— Rebecca Solnit,
The Faraway Nearby
Mal was covered in sweat, bits of twigs and bark sticking to her skin, bits of lichen caught in her curly black hair. She stood at the edge of the woods looking out at Mercy Lake, listening to a loon call from the water, and then the honks of Canada geese floating on the lake. Mal felt primeval, not just-turned-thirty.
The burned-out remains of the lodge were barely visible from where she stood. Nature was slowly purging and reclaiming the site, absorbing and concealing what had happened there in 1980. Fireweed in the meadow in front of the burn-out ended at a crescent-shaped white sandy beach. At the other end, ten miles across, the lake broke into estuaries and streams, which led to a bog, from which flowed the Mercy River. It cut through the Acadian forest for miles, then snaked across meadows and fields, bending by the tiny town of Seabury, widening into a bay before flowing into the Bay of Fundy and, finally, the vast Atlantic Ocean beyond. It was very different from the coastal forests at home in Northern California. A seagull cried overhead and Mal looked up at the white bird floating through the blue of the late afternoon sky, a sky that seemed closer over the short trees than above the sequoia, the soaring California redwoods.
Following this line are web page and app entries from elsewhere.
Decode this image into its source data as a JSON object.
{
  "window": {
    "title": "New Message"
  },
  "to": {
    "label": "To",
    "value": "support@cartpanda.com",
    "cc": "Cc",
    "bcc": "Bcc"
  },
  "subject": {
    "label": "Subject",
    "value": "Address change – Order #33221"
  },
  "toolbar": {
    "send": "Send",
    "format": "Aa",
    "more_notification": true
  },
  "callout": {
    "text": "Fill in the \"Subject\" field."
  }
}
She had never been to this far-western part of the Annapolis Valley. Her grandmother had lived two hundred miles away, outside of Bigelow Bay, on land given to Black Loyalists coming up from the American South around 1775. The Valley was dotted with these satellite communities northward off the small main towns that no one, hardly even locals, knew about. A few wealthy white Loyalists had made an effort to recreate their plantations, but winter in this northern climate destroyed that antebellum dream. Mal had visited her grandmother numerous times when she was a child, and then later when Gramma Grant was in the final years of her life in a nursing home. Mal’s mother had left Nova Scotia when she was eighteen, making her way to art school, meeting Mal’s father on vacation, never looking back. Except when they came to visit. They would just see Gramma Grant. Grampa Grant had died before Mal was born. He was buried in his kilt, Gramma said. The auburn glints in Mal’s hair and the Grant clan motto, Stand Fast, Craig Elachie, were her Celtic inheritance. Mal’s mother hadn’t kept in touch with any of her childhood friends.
Mal began taking photos of the meadow. It was almost dinnertime and it had taken longer than she’d anticipated, hiking the overgrown road to the lake after finally locating the dirt road off another back road that connected to a secondary road she’d taken when she came off the main highway. She would have to hurry back to her car. She didn’t want to be here when it got dark. Not that she knew exactly what she was supposed to do here.
If this excursion to the lake were a short story, Mal knew it would end with something popping its